Remebering a comic icon
Anniversaries sometimes provide a reason for the rediscovery of childhood heroes. My childhood exposure to the western celluloid was restricted to, in no particular order, Laurel and Hardy, Chaplin and Tarzan films, to which dad would take me for Sunday morning shows at the Metro and (the now defunct) Majestic cinemas.
Heroes forever Of these, my ‘heroes' - and I choose the word carefully and unabashedly - have always been Laurel and Hardy. They were a distinct breed.
The packed cinema houses would erupt in side-splitting laughter just by the blokes showing up on screen. They defined, or rather redefined, the art of comedy.
Born Norvell Hardy, in 1892, his showbiz career commenced, when in 1910, his mother set him up as manager of the Electric Theatre, the first motion picture cinema in Milledgeville.
When he learned of acting opportunities in Florida, he moved there in 1913 to join the Lubin Film Co - his first release being Outwitting Dad (1914).
Later, in 1917, he moved to California to work. In 1925, he started working for the legendary Hal Roach who recognised the potential of his chemistry with Stan Laurel.

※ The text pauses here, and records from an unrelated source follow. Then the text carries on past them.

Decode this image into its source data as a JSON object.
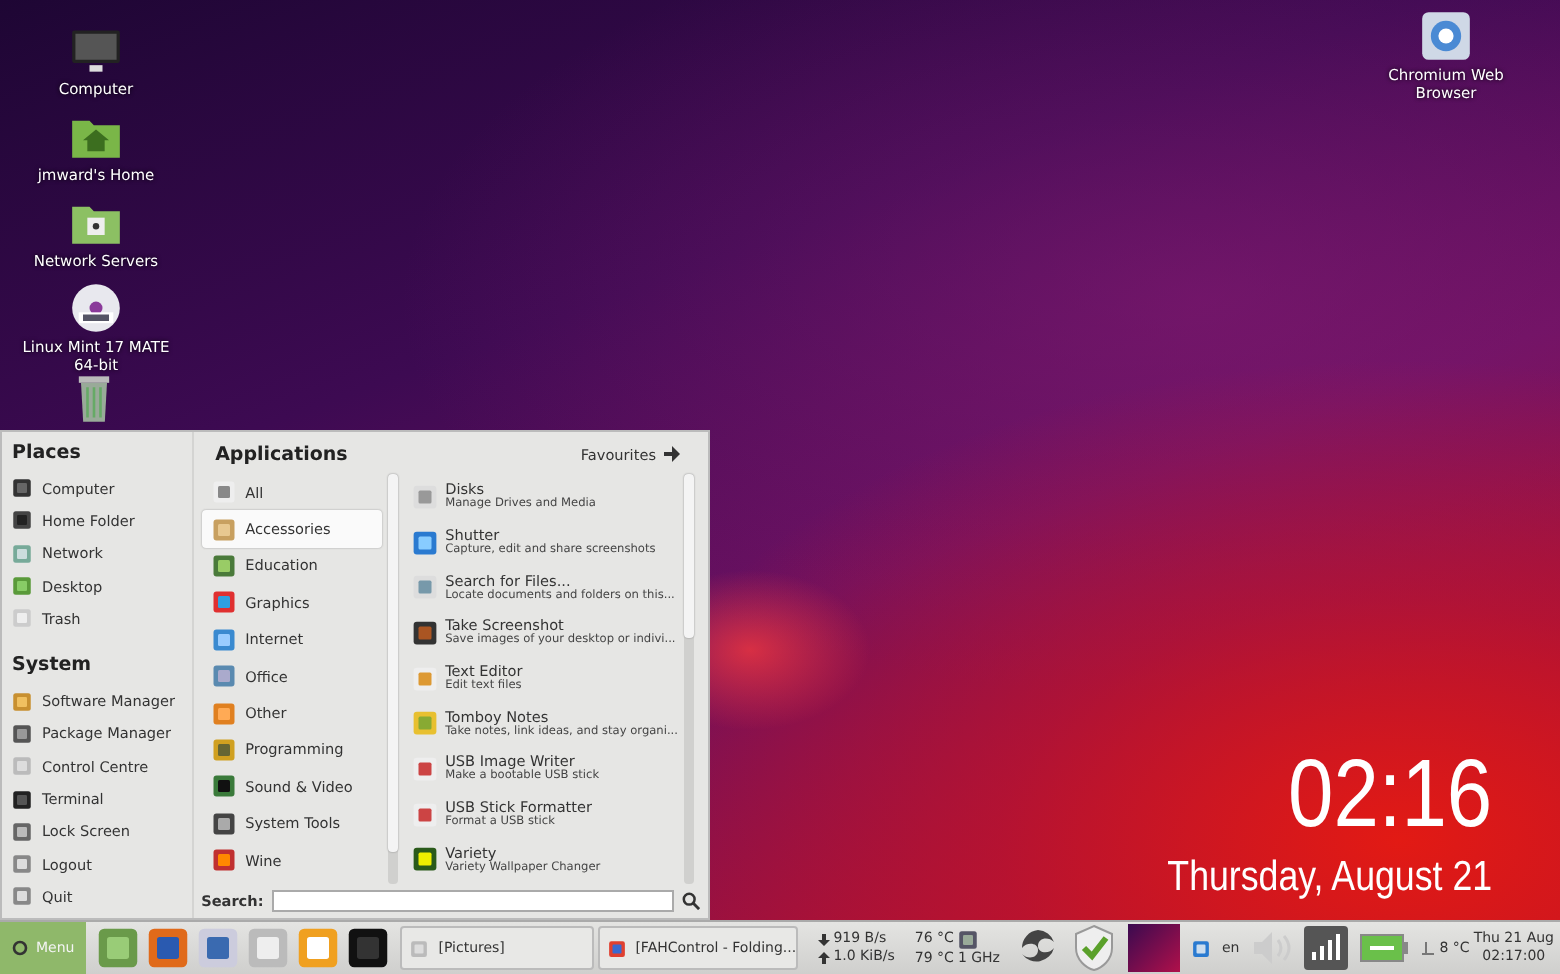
{
  "desktop_icons": [
    {
      "label": "Computer"
    },
    {
      "label": "jmward's Home"
    },
    {
      "label": "Network Servers"
    },
    {
      "label": "Linux Mint 17 MATE 64-bit"
    },
    {
      "label": "Chromium Web Browser"
    }
  ],
  "desktop_clock": {
    "time": "02:16",
    "date": "Thursday, August 21"
  },
  "menu": {
    "places_title": "Places",
    "places": [
      "Computer",
      "Home Folder",
      "Network",
      "Desktop",
      "Trash"
    ],
    "system_title": "System",
    "system": [
      "Software Manager",
      "Package Manager",
      "Control Centre",
      "Terminal",
      "Lock Screen",
      "Logout",
      "Quit"
    ],
    "applications_title": "Applications",
    "favourites_label": "Favourites",
    "categories": [
      {
        "label": "All",
        "selected": false
      },
      {
        "label": "Accessories",
        "selected": true
      },
      {
        "label": "Education",
        "selected": false
      },
      {
        "label": "Graphics",
        "selected": false
      },
      {
        "label": "Internet",
        "selected": false
      },
      {
        "label": "Office",
        "selected": false
      },
      {
        "label": "Other",
        "selected": false
      },
      {
        "label": "Programming",
        "selected": false
      },
      {
        "label": "Sound & Video",
        "selected": false
      },
      {
        "label": "System Tools",
        "selected": false
      },
      {
        "label": "Wine",
        "selected": false
      }
    ],
    "apps": [
      {
        "name": "Disks",
        "description": "Manage Drives and Media"
      },
      {
        "name": "Shutter",
        "description": "Capture, edit and share screenshots"
      },
      {
        "name": "Search for Files...",
        "description": "Locate documents and folders on this..."
      },
      {
        "name": "Take Screenshot",
        "description": "Save images of your desktop or indivi..."
      },
      {
        "name": "Text Editor",
        "description": "Edit text files"
      },
      {
        "name": "Tomboy Notes",
        "description": "Take notes, link ideas, and stay organi..."
      },
      {
        "name": "USB Image Writer",
        "description": "Make a bootable USB stick"
      },
      {
        "name": "USB Stick Formatter",
        "description": "Format a USB stick"
      },
      {
        "name": "Variety",
        "description": "Variety Wallpaper Changer"
      }
    ],
    "search_label": "Search:"
  },
  "panel": {
    "menu_label": "Menu",
    "windows": [
      {
        "title": "[Pictures]"
      },
      {
        "title": "[FAHControl - Folding..."
      }
    ],
    "net_down": "919 B/s",
    "net_up": "1.0 KiB/s",
    "temp_1": "76 °C",
    "temp_2": "79 °C",
    "cpu_freq": "1 GHz",
    "language": "en",
    "weather": "8 °C",
    "date": "Thu 21 Aug",
    "time": "02:17:00"
  }
}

In 1921, they had been accidentally paired in The Lucky Dog only to go their separate ways.
Fate brought Hardy with Laurel again in 1926. Though the pair showed brief glimpses of a fairly successful pairing in their third film Duck Soup (1927).
It was their eleventh film, The Second Hundred Years (October, 1927), where they were billed as a ‘comedy duo' and which is considered their first true Laurel and Hardy film.

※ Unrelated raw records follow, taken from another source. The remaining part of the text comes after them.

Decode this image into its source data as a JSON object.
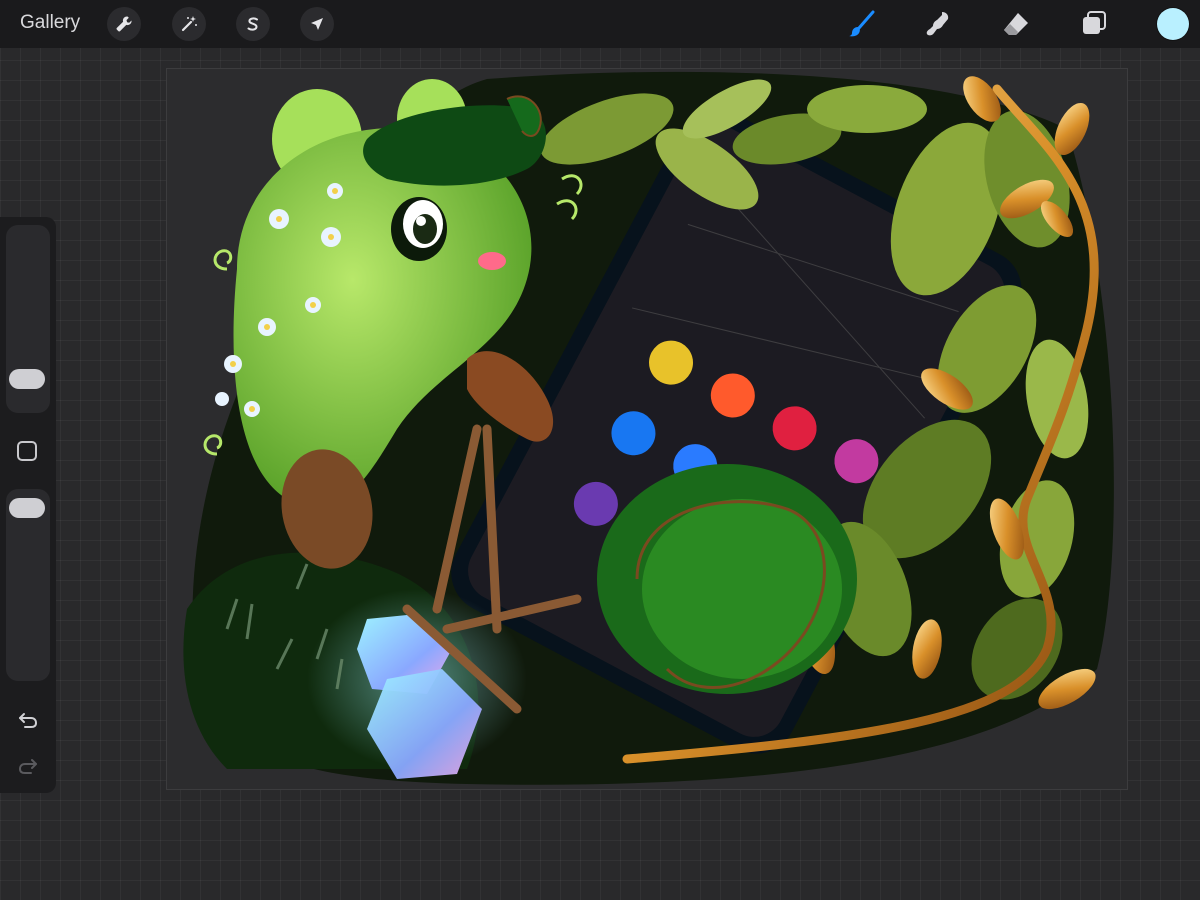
{
  "topbar": {
    "gallery_label": "Gallery",
    "left_tools": [
      "wrench-icon",
      "magic-wand-icon",
      "selection-s-icon",
      "transform-arrow-icon"
    ],
    "right_tools": [
      "brush-icon",
      "smudge-icon",
      "eraser-icon",
      "layers-icon"
    ],
    "current_color": "#b9f0ff"
  },
  "sidebar": {
    "controls": [
      "brush-size-slider",
      "modify-button",
      "opacity-slider",
      "undo-icon",
      "redo-icon"
    ]
  },
  "colors": {
    "toolbar_bg": "#1a1a1c",
    "accent_brush": "#1a8cff",
    "canvas_bg": "#2c2c2e"
  }
}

Not without Hardy Without Stan, Hardy appeared in about 270 films, mostly shorts.
While Stan didn't act without Hardy after their official teaming, Hardy did three films without his partner.
In Laurel and Hardy, we are really looking at ourselves. There is a child in all of us - the first well-developed comedy team to appear on screen built upon this maxim and propounded it with telling effect in the 106 films they did together.

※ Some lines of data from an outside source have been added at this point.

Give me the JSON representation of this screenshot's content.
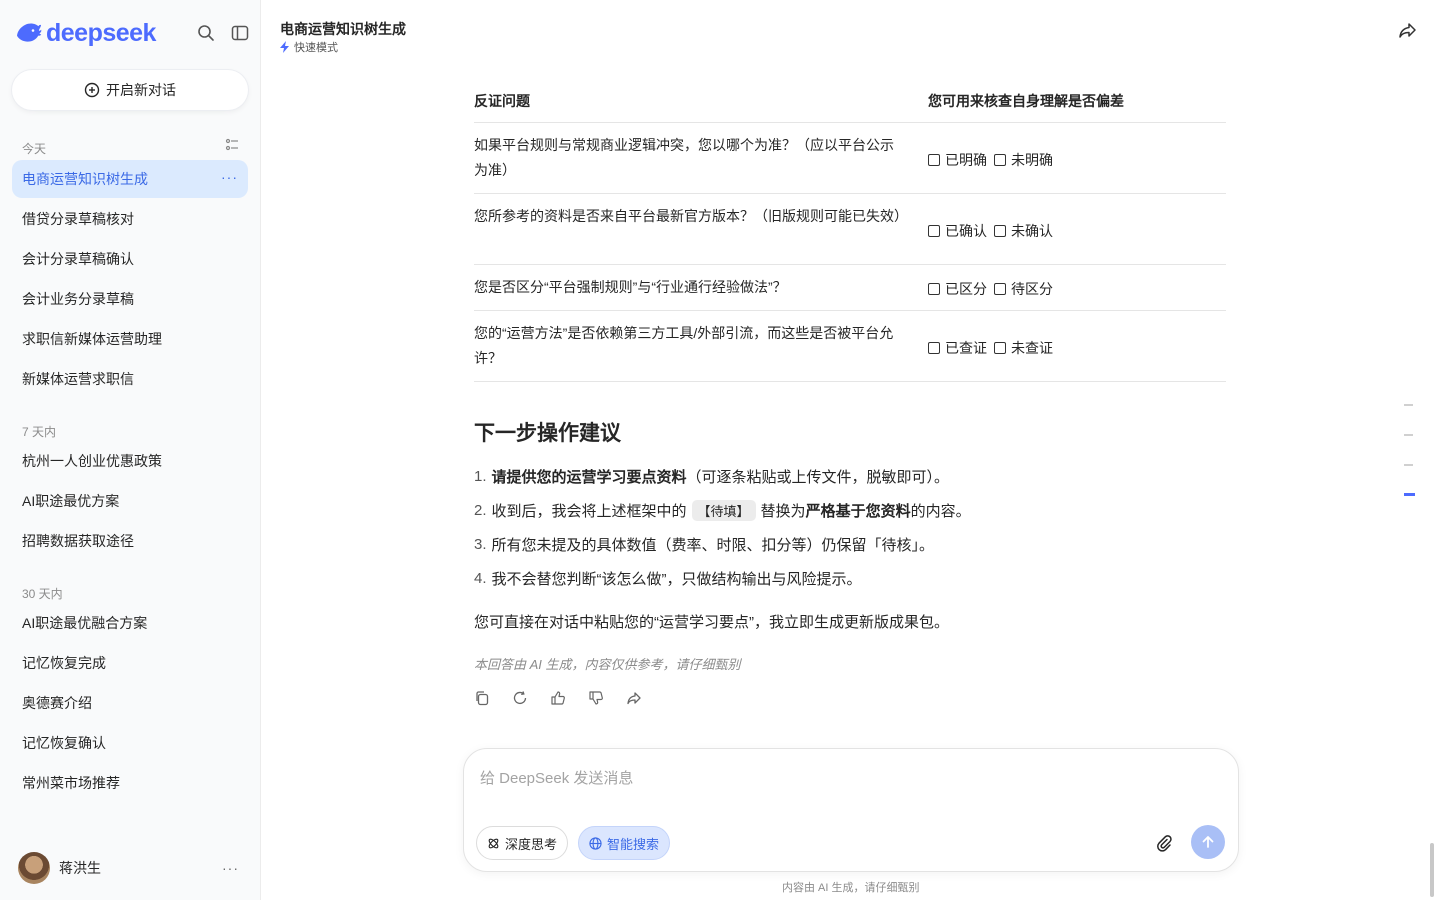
{
  "sidebar": {
    "logo_text": "deepseek",
    "new_chat_label": "开启新对话",
    "groups": {
      "today": "今天",
      "week": "7 天内",
      "month": "30 天内"
    },
    "today_items": [
      "电商运营知识树生成",
      "借贷分录草稿核对",
      "会计分录草稿确认",
      "会计业务分录草稿",
      "求职信新媒体运营助理",
      "新媒体运营求职信"
    ],
    "week_items": [
      "杭州一人创业优惠政策",
      "AI职途最优方案",
      "招聘数据获取途径"
    ],
    "month_items": [
      "AI职途最优融合方案",
      "记忆恢复完成",
      "奥德赛介绍",
      "记忆恢复确认",
      "常州菜市场推荐"
    ],
    "more_dots": "···",
    "user_name": "蒋洪生"
  },
  "header": {
    "title": "电商运营知识树生成",
    "mode": "快速模式"
  },
  "table": {
    "col1": "反证问题",
    "col2": "您可用来核查自身理解是否偏差",
    "rows": [
      {
        "q": "如果平台规则与常规商业逻辑冲突，您以哪个为准？（应以平台公示为准）",
        "a1": "已明确",
        "a2": "未明确"
      },
      {
        "q": "您所参考的资料是否来自平台最新官方版本？（旧版规则可能已失效）",
        "a1": "已确认",
        "a2": "未确认"
      },
      {
        "q": "您是否区分“平台强制规则”与“行业通行经验做法”？",
        "a1": "已区分",
        "a2": "待区分"
      },
      {
        "q": "您的“运营方法”是否依赖第三方工具/外部引流，而这些是否被平台允许？",
        "a1": "已查证",
        "a2": "未查证"
      }
    ]
  },
  "content": {
    "heading": "下一步操作建议",
    "s1_num": "1.",
    "s1_bold": "请提供您的运营学习要点资料",
    "s1_rest": "（可逐条粘贴或上传文件，脱敏即可）。",
    "s2_num": "2.",
    "s2_pre": "收到后，我会将上述框架中的",
    "s2_code": "【待填】",
    "s2_mid": "替换为",
    "s2_bold": "严格基于您资料",
    "s2_post": "的内容。",
    "s3_num": "3.",
    "s3": "所有您未提及的具体数值（费率、时限、扣分等）仍保留「待核」。",
    "s4_num": "4.",
    "s4": "我不会替您判断“该怎么做”，只做结构输出与风险提示。",
    "para": "您可直接在对话中粘贴您的“运营学习要点”，我立即生成更新版成果包。",
    "disclaimer": "本回答由 AI 生成，内容仅供参考，请仔细甄别"
  },
  "composer": {
    "placeholder": "给 DeepSeek 发送消息",
    "deep_think": "深度思考",
    "smart_search": "智能搜索",
    "footer_note": "内容由 AI 生成，请仔细甄别"
  },
  "colors": {
    "brand": "#4d6bfe",
    "active_bg": "#dbeafe"
  }
}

Laurel and Hardy were the first comedy team to successfully make the transition from the silents to the sound films - their visual gags blending effectively with their verbal humour.
Stan and Ollie's on-screen friendship and success endures in the face of the exploitative world and its constant pressures. In their partnership, Stan is always subservient, bullied and taken for granted.
Ollie is condescending, the one with ‘loads of experience'.
Fun all the way Though films like Sons of the Desert and Way Out West are considered some of the best comedies ever, their last few films -they were plagued by ill-health and deprived of artistic freedom by their new bosses, Twentieth Century-Fox were anything, but enjoyable.
Their last film Atoll K (1951) was, due to a host of reasons, a disaster. Though Hardy never won an Oscar (Stan, in 1961, was presented with an Honorary Oscar), it was their Oscar-winning short The Music Box (1932) which inspired the Academy to initiate a new category Best Live Action Comedy Short Subject.
A massive cerebral stroke in September 1956, rendered Hardy paralytic. He succumbed to his illness in August 1957. Stan Laurel survived him till February 23, 1965.
That fluttering of the fingers and the twiddling of his tie with an apologetic look, that long and hurt stare at the camera, especially when his grandiose plans are shattered, and he has been let down, by his dimwit partner Stan, will forever linger in the viewer's memory.